● Exercise directions
Tally the lines of the listing that contain the string "Basisobjekte". Give the number and nothing else.

--- START ---

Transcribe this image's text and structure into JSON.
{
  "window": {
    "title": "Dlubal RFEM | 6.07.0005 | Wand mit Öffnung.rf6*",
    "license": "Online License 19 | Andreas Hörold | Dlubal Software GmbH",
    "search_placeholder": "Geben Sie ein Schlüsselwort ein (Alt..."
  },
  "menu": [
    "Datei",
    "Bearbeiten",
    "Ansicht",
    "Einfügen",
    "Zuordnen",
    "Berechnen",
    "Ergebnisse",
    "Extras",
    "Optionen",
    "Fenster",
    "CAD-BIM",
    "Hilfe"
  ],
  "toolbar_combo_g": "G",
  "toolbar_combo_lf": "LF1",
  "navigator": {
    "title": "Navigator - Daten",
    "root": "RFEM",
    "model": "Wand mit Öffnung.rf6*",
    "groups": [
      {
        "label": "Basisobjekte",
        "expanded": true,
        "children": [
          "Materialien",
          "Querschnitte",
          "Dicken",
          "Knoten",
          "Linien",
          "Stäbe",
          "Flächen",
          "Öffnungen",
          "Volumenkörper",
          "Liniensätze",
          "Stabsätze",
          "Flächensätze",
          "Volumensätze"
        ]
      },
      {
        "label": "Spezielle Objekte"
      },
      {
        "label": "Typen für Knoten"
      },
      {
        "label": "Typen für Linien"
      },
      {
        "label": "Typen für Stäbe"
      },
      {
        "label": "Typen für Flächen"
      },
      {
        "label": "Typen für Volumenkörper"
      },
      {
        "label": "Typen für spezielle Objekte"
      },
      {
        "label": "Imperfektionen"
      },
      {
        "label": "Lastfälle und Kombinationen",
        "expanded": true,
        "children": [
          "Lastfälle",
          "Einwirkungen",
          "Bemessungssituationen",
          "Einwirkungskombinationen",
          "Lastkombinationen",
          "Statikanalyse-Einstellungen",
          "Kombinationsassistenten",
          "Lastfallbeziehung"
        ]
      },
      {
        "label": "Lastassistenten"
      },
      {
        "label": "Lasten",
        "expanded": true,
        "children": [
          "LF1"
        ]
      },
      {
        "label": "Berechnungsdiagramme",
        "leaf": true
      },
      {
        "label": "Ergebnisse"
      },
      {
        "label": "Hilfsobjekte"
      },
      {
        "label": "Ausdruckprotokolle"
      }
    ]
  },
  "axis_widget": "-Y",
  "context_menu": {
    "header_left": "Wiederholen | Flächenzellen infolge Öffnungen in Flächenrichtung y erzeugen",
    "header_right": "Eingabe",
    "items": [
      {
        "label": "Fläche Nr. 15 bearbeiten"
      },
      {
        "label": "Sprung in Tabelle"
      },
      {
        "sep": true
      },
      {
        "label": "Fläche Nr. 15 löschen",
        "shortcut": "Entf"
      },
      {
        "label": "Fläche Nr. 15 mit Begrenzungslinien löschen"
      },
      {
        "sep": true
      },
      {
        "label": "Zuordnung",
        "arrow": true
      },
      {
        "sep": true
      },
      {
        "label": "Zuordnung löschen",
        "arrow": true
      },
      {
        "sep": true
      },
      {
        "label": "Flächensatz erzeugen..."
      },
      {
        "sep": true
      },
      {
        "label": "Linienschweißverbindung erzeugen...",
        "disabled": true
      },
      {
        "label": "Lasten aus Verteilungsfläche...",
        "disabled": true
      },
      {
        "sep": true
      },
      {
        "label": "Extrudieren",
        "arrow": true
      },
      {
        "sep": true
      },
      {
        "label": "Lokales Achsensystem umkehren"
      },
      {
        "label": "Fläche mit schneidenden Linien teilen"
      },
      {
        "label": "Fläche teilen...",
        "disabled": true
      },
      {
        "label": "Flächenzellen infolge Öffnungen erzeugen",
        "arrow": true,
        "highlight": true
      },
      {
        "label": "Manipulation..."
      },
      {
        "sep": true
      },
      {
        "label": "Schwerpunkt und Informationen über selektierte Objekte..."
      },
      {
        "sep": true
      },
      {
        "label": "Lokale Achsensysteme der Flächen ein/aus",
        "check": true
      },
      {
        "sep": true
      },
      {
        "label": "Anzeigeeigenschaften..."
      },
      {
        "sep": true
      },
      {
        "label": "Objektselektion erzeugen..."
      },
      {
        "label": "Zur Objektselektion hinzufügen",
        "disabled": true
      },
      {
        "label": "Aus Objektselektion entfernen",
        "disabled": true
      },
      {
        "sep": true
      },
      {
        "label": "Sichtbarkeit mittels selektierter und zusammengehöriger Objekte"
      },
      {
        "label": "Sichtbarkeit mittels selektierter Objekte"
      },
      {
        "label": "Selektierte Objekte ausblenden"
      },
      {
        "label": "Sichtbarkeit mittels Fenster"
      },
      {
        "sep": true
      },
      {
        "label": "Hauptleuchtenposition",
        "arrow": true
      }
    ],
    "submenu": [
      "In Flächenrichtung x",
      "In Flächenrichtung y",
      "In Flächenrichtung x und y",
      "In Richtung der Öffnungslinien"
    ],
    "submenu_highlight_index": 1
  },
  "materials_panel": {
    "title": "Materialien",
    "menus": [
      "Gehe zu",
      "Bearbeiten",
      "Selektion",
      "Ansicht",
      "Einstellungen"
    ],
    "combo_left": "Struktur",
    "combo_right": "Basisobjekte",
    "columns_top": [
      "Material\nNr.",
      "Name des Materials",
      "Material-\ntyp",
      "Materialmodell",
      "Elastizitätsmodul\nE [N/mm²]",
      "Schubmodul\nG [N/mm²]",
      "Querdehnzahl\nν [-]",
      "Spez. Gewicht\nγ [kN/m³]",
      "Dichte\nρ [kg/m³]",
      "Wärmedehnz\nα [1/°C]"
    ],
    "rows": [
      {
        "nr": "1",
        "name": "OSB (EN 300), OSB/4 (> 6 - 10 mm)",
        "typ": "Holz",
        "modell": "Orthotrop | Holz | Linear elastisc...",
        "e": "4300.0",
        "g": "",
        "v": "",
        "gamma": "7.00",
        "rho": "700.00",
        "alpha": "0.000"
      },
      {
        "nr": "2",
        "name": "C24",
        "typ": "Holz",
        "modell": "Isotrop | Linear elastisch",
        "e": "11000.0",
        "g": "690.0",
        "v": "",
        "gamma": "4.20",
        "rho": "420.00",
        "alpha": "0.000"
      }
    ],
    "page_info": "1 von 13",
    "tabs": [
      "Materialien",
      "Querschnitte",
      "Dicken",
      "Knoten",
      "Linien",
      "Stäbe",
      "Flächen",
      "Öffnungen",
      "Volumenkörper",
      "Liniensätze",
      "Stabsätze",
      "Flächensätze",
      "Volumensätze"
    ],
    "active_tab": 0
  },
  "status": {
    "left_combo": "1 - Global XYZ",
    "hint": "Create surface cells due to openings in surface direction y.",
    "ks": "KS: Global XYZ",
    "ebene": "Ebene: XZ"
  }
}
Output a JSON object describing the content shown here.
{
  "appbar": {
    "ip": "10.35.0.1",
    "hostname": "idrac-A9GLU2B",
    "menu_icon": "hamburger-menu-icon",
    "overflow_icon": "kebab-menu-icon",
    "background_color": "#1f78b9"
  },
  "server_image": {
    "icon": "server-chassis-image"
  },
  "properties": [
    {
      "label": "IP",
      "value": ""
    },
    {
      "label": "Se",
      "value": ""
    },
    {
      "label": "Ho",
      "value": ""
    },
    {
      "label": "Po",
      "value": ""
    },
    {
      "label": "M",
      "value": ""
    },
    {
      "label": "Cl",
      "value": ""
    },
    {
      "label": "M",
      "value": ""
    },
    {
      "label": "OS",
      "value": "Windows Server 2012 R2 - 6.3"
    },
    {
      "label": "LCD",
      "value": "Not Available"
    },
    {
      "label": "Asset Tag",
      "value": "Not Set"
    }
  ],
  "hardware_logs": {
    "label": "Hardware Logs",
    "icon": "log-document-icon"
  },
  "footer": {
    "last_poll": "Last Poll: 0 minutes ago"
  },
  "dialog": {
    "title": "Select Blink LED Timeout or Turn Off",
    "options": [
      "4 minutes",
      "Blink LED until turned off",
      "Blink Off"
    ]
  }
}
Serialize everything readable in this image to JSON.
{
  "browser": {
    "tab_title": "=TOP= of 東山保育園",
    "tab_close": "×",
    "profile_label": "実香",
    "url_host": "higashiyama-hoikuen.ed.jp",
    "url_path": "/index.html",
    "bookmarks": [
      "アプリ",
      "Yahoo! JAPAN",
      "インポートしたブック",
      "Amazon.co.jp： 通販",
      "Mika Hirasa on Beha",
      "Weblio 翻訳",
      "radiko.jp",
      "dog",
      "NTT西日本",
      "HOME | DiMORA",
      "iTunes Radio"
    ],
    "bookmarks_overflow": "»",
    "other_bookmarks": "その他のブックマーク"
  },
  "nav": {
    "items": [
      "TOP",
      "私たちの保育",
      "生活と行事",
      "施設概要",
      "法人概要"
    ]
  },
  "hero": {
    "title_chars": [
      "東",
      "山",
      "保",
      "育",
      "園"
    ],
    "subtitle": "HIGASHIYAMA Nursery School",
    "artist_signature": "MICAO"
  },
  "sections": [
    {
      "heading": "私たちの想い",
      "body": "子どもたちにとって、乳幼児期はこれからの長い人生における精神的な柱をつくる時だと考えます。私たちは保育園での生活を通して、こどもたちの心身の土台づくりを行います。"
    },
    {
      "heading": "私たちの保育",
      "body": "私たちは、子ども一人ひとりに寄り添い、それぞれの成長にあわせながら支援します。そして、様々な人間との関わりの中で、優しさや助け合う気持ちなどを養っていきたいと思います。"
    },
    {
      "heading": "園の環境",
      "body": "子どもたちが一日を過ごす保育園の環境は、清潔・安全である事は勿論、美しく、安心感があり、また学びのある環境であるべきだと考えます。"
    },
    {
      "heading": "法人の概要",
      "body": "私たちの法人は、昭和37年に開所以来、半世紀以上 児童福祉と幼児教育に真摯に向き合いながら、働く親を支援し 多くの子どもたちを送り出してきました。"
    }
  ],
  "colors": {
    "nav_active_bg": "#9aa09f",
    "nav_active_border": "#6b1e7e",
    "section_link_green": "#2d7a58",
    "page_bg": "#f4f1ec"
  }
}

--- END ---

● Reply
2